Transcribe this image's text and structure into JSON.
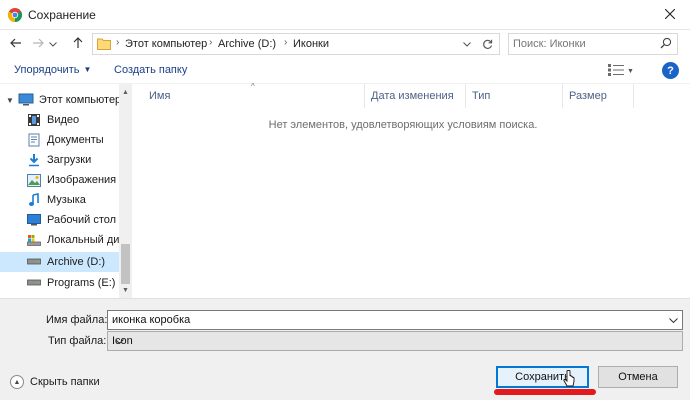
{
  "window": {
    "title": "Сохранение",
    "colors": {
      "accent": "#0078d7",
      "selection": "#cce8ff",
      "link": "#1c3f86",
      "help": "#1a64c7",
      "highlight": "#e2191d"
    }
  },
  "address_bar": {
    "crumbs": [
      "Этот компьютер",
      "Archive (D:)",
      "Иконки"
    ],
    "search_placeholder": "Поиск: Иконки"
  },
  "toolbar": {
    "organize_label": "Упорядочить",
    "new_folder_label": "Создать папку"
  },
  "nav_pane": {
    "items": [
      {
        "label": "Этот компьютер",
        "icon": "computer-icon"
      },
      {
        "label": "Видео",
        "icon": "video-icon"
      },
      {
        "label": "Документы",
        "icon": "documents-icon"
      },
      {
        "label": "Загрузки",
        "icon": "download-icon"
      },
      {
        "label": "Изображения",
        "icon": "pictures-icon"
      },
      {
        "label": "Музыка",
        "icon": "music-icon"
      },
      {
        "label": "Рабочий стол",
        "icon": "desktop-icon"
      },
      {
        "label": "Локальный дис",
        "icon": "drive-icon"
      },
      {
        "label": "Archive (D:)",
        "icon": "drive-icon",
        "selected": true
      },
      {
        "label": "Programs (E:)",
        "icon": "drive-icon"
      }
    ]
  },
  "file_list": {
    "columns": [
      "Имя",
      "Дата изменения",
      "Тип",
      "Размер"
    ],
    "empty_message": "Нет элементов, удовлетворяющих условиям поиска."
  },
  "form": {
    "filename_label": "Имя файла:",
    "filename_value": "иконка коробка",
    "filetype_label": "Тип файла:",
    "filetype_value": "Icon",
    "hide_folders_label": "Скрыть папки",
    "save_label": "Сохранить",
    "cancel_label": "Отмена"
  }
}
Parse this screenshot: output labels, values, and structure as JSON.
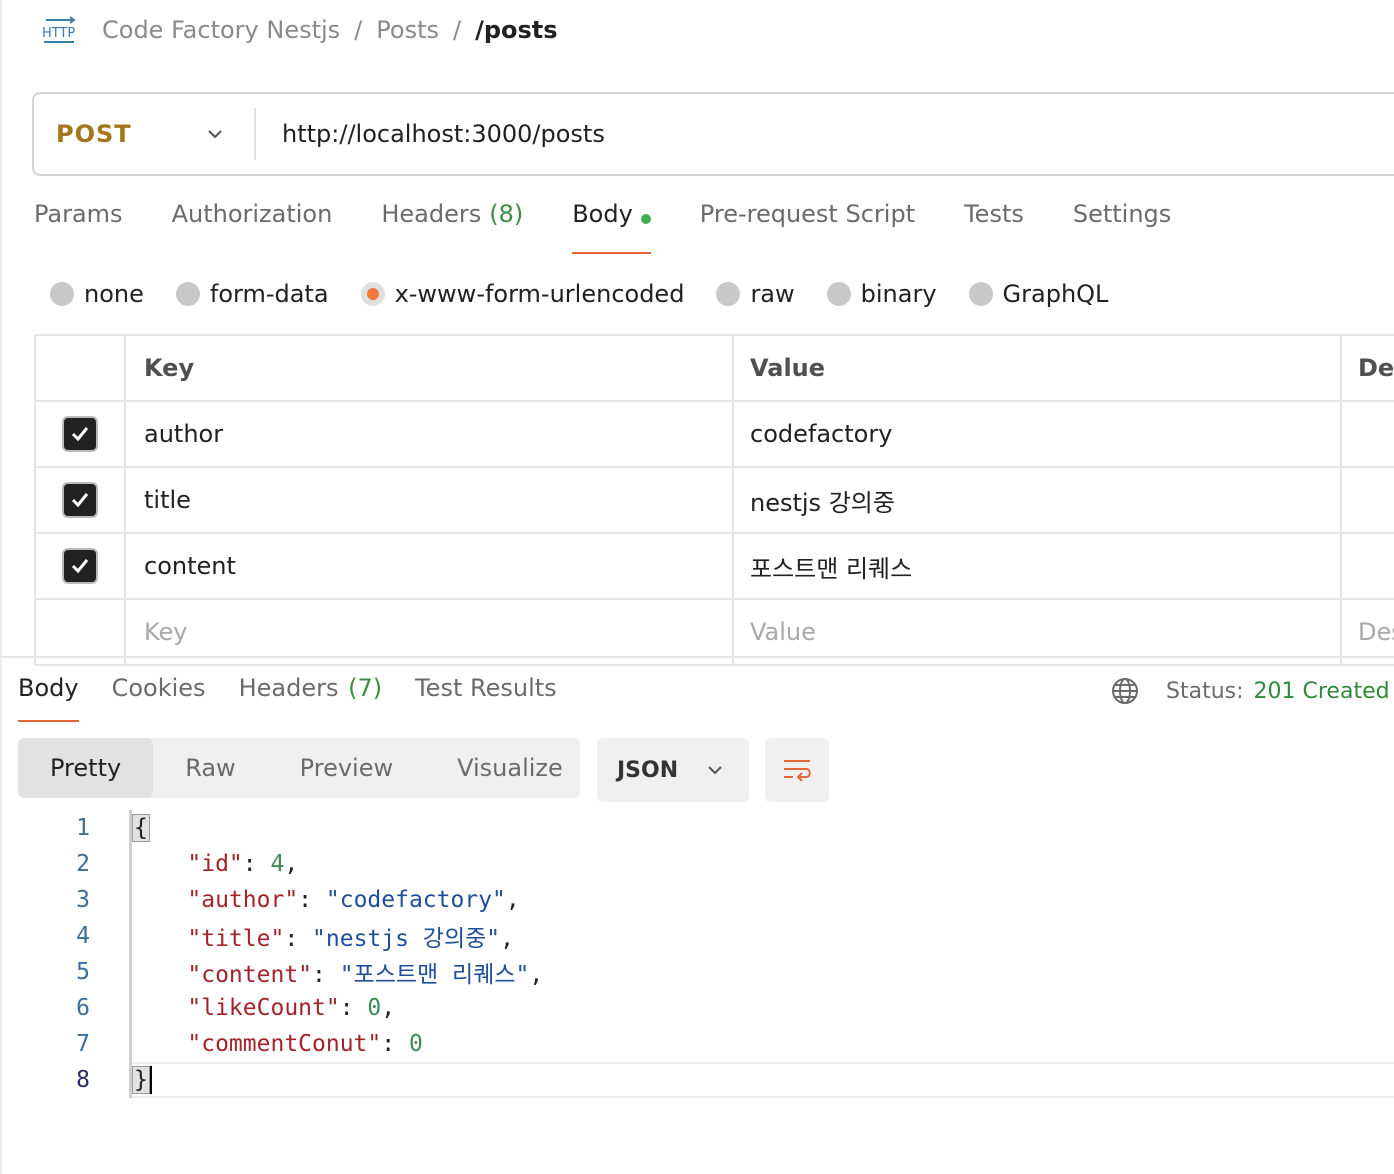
{
  "breadcrumb": {
    "icon": "http-icon",
    "collection": "Code Factory Nestjs",
    "folder": "Posts",
    "request": "/posts",
    "separator": "/"
  },
  "request": {
    "method": "POST",
    "url": "http://localhost:3000/posts"
  },
  "request_tabs": [
    {
      "label": "Params"
    },
    {
      "label": "Authorization"
    },
    {
      "label": "Headers",
      "count": "(8)"
    },
    {
      "label": "Body",
      "active": true
    },
    {
      "label": "Pre-request Script"
    },
    {
      "label": "Tests"
    },
    {
      "label": "Settings"
    }
  ],
  "body_types": [
    {
      "label": "none"
    },
    {
      "label": "form-data"
    },
    {
      "label": "x-www-form-urlencoded",
      "selected": true
    },
    {
      "label": "raw"
    },
    {
      "label": "binary"
    },
    {
      "label": "GraphQL"
    }
  ],
  "params_table": {
    "headers": [
      "Key",
      "Value",
      "Des"
    ],
    "rows": [
      {
        "checked": true,
        "key": "author",
        "value": "codefactory"
      },
      {
        "checked": true,
        "key": "title",
        "value": "nestjs 강의중"
      },
      {
        "checked": true,
        "key": "content",
        "value": "포스트맨 리퀘스"
      }
    ],
    "placeholder": {
      "key": "Key",
      "value": "Value",
      "desc": "Des"
    }
  },
  "response_tabs": [
    {
      "label": "Body",
      "active": true
    },
    {
      "label": "Cookies"
    },
    {
      "label": "Headers",
      "count": "(7)"
    },
    {
      "label": "Test Results"
    }
  ],
  "status": {
    "label": "Status:",
    "value": "201 Created"
  },
  "view_modes": [
    {
      "label": "Pretty",
      "active": true
    },
    {
      "label": "Raw"
    },
    {
      "label": "Preview"
    },
    {
      "label": "Visualize"
    }
  ],
  "format": "JSON",
  "code_lines": [
    "1",
    "2",
    "3",
    "4",
    "5",
    "6",
    "7",
    "8"
  ],
  "response_json": {
    "open": "{",
    "close": "}",
    "id_key": "\"id\"",
    "id_val": "4",
    "author_key": "\"author\"",
    "author_val": "\"codefactory\"",
    "title_key": "\"title\"",
    "title_val": "\"nestjs 강의중\"",
    "content_key": "\"content\"",
    "content_val": "\"포스트맨 리퀘스\"",
    "likeCount_key": "\"likeCount\"",
    "likeCount_val": "0",
    "commentConut_key": "\"commentConut\"",
    "commentConut_val": "0"
  },
  "colors": {
    "accent": "#e8653a",
    "method": "#a6761d",
    "success": "#2f8a3a",
    "json_key": "#a3232b",
    "json_string": "#1f4e9a",
    "json_number": "#3e8a57"
  }
}
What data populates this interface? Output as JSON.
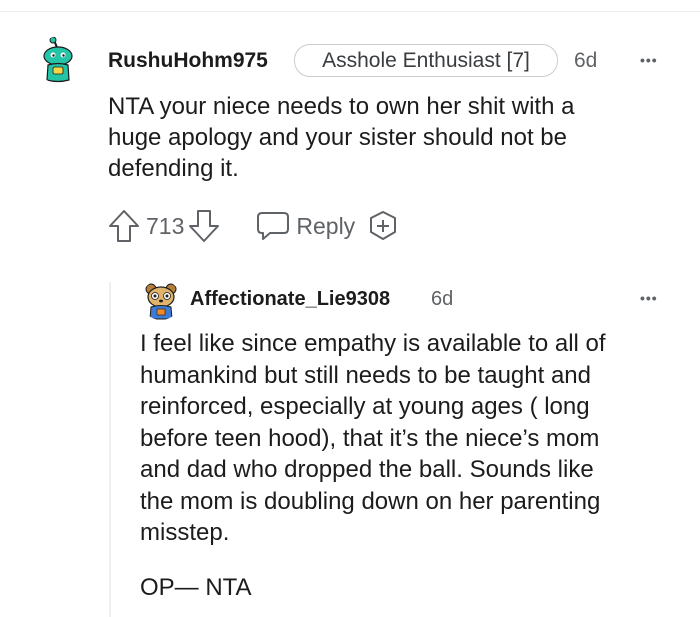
{
  "comment": {
    "username": "RushuHohm975",
    "flair": "Asshole Enthusiast [7]",
    "time": "6d",
    "more": "•••",
    "body_lines": [
      "NTA your niece needs to own her shit with a",
      "huge apology and your sister should not be",
      "defending it."
    ],
    "votes": "713",
    "reply_label": "Reply",
    "icons": [
      "upvote-icon",
      "downvote-icon",
      "reply-bubble-icon",
      "award-icon",
      "more-icon"
    ]
  },
  "reply": {
    "username": "Affectionate_Lie9308",
    "time": "6d",
    "more": "•••",
    "body_lines": [
      "I feel like since empathy is available to all of",
      "humankind but still needs to be taught and",
      "reinforced, especially at young ages ( long",
      "before teen hood), that it’s the niece’s mom",
      "and dad who dropped the ball. Sounds like",
      "the mom is doubling down on her parenting",
      "misstep."
    ],
    "signoff": "OP— NTA"
  },
  "colors": {
    "text": "#1c1c1c",
    "meta": "#5f6266",
    "avatar_alien": "#24c5a7",
    "avatar_bear": "#e0b46a"
  }
}
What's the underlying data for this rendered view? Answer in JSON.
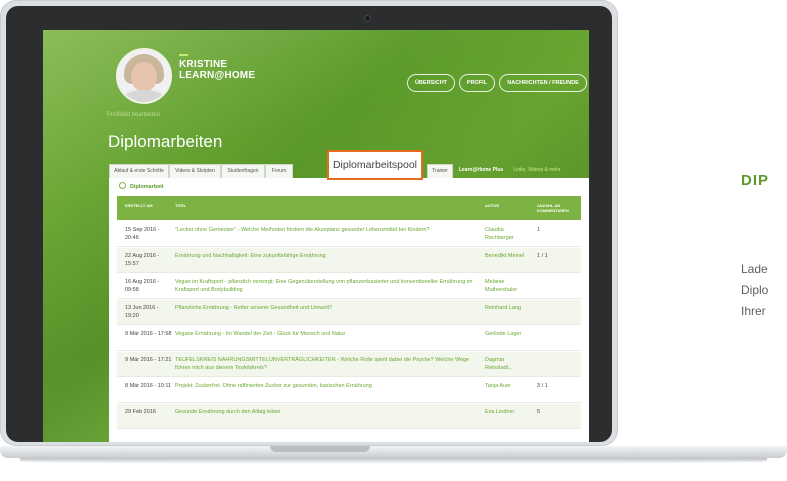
{
  "profile": {
    "edit_link": "Profilbild bearbeiten",
    "brand_line1": "KRISTINE",
    "brand_line2": "LEARN@HOME"
  },
  "topnav": {
    "items": [
      {
        "label": "ÜBERSICHT"
      },
      {
        "label": "PROFIL"
      },
      {
        "label": "NACHRICHTEN / FREUNDE"
      }
    ]
  },
  "page": {
    "title": "Diplomarbeiten"
  },
  "tabs": [
    {
      "label": "Ablauf & erste Schritte"
    },
    {
      "label": "Videos & Skripten"
    },
    {
      "label": "Studienfragen"
    },
    {
      "label": "Forum"
    },
    {
      "label": "Diplomarbeitspool"
    },
    {
      "label": "Trainer"
    },
    {
      "label": "Learn@Home Plus"
    },
    {
      "label": "Links, Videos & mehr"
    }
  ],
  "breadcrumb": "Diplomarbeit",
  "table": {
    "headers": [
      "ERSTELLT AM",
      "TITEL",
      "AUTOR",
      "ANZAHL AN KOMMENTAREN"
    ],
    "rows": [
      {
        "date": "15 Sep 2016 - 20:46",
        "title": "\"Lecker ohne Gemecker\" - Welche Methoden fördern die Akzeptanz gesunder Lebensmittel bei Kindern?",
        "author": "Claudia Rechberger",
        "count": "1"
      },
      {
        "date": "22 Aug 2016 - 15:57",
        "title": "Ernährung und Nachhaltigkeit: Eine zukunftsfähige Ernährung",
        "author": "Benedikt Meinel",
        "count": "1 / 1"
      },
      {
        "date": "16 Aug 2016 - 09:58",
        "title": "Vegan im Kraftsport - pflanzlich versorgt: Eine Gegenüberstellung von pflanzenbasierter und konventioneller Ernährung im Kraftsport und Bodybuilding",
        "author": "Melanie Muthershaler",
        "count": ""
      },
      {
        "date": "13 Jun 2016 - 19:20",
        "title": "Pflanzliche Ernährung - Retter unserer Gesundheit und Umwelt?",
        "author": "Reinhard Lang",
        "count": ""
      },
      {
        "date": "9 Mär 2016 - 17:58",
        "title": "Vegane Ernährung - Im Wandel der Zeit - Glück für Mensch und Natur",
        "author": "Gerlinde Luger",
        "count": ""
      },
      {
        "date": "9 Mär 2016 - 17:21",
        "title": "TEUFELSKREIS NAHRUNGSMITTELUNVERTRÄGLICHKEITEN - Welche Rolle spielt dabei die Psyche? Welche Wege führen mich aus diesem Teufelskreis?",
        "author": "Dagmar Reinstadl...",
        "count": ""
      },
      {
        "date": "8 Mär 2016 - 10:11",
        "title": "Projekt: Zuckerfrei. Ohne raffinierten Zucker zur gesunden, basischen Ernährung",
        "author": "Tanja Auer",
        "count": "3 / 1"
      },
      {
        "date": "29 Feb 2016",
        "title": "Gesunde Ernährung durch den Alltag leben",
        "author": "Eva Lindner",
        "count": "5"
      }
    ]
  },
  "side": {
    "title": "DIP",
    "lines": [
      "Lade",
      "Diplo",
      "Ihrer"
    ]
  },
  "colors": {
    "brand_green": "#5c9a2a",
    "highlight_orange": "#e56b1f",
    "table_header": "#7cb342"
  }
}
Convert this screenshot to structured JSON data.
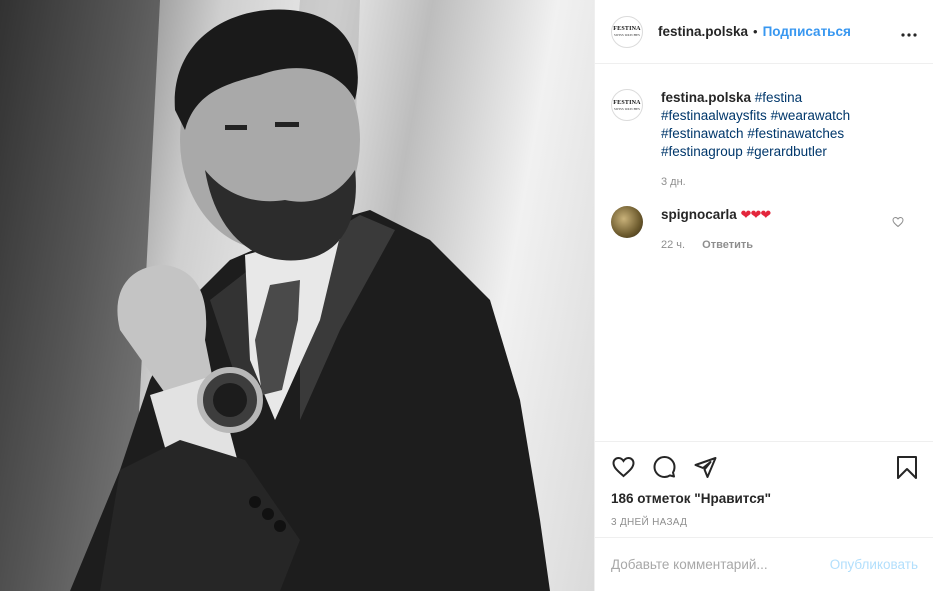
{
  "account": {
    "username": "festina.polska",
    "separator": "•",
    "follow_label": "Подписаться",
    "logo_text": "FESTINA",
    "logo_subtext": "SWISS WATCHES"
  },
  "caption": {
    "username": "festina.polska",
    "hashtags": [
      "#festina",
      "#festinaalwaysfits",
      "#wearawatch",
      "#festinawatch",
      "#festinawatches",
      "#festinagroup",
      "#gerardbutler"
    ],
    "time": "3 дн."
  },
  "comment": {
    "username": "spignocarla",
    "text": "❤❤❤",
    "time": "22 ч.",
    "reply_label": "Ответить"
  },
  "actions": {
    "likes": "186 отметок \"Нравится\"",
    "posted": "3 ДНЕЙ НАЗАД"
  },
  "add_comment": {
    "placeholder": "Добавьте комментарий...",
    "publish_label": "Опубликовать"
  },
  "icons": {
    "more": "more-icon",
    "like": "heart-icon",
    "comment": "comment-icon",
    "share": "share-icon",
    "save": "bookmark-icon",
    "comment_like": "heart-icon"
  },
  "colors": {
    "accent": "#3897f0",
    "hashtag": "#00376b",
    "muted": "#8e8e8e",
    "heart": "#e3263c"
  }
}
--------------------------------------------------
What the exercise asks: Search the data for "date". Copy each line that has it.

Response below:
        "date": "15 Sep 2016 - 20:46",
        "date": "22 Aug 2016 - 15:57",
        "date": "16 Aug 2016 - 09:58",
        "date": "13 Jun 2016 - 19:20",
        "date": "9 Mär 2016 - 17:58",
        "date": "9 Mär 2016 - 17:21",
        "date": "8 Mär 2016 - 10:11",
        "date": "29 Feb 2016",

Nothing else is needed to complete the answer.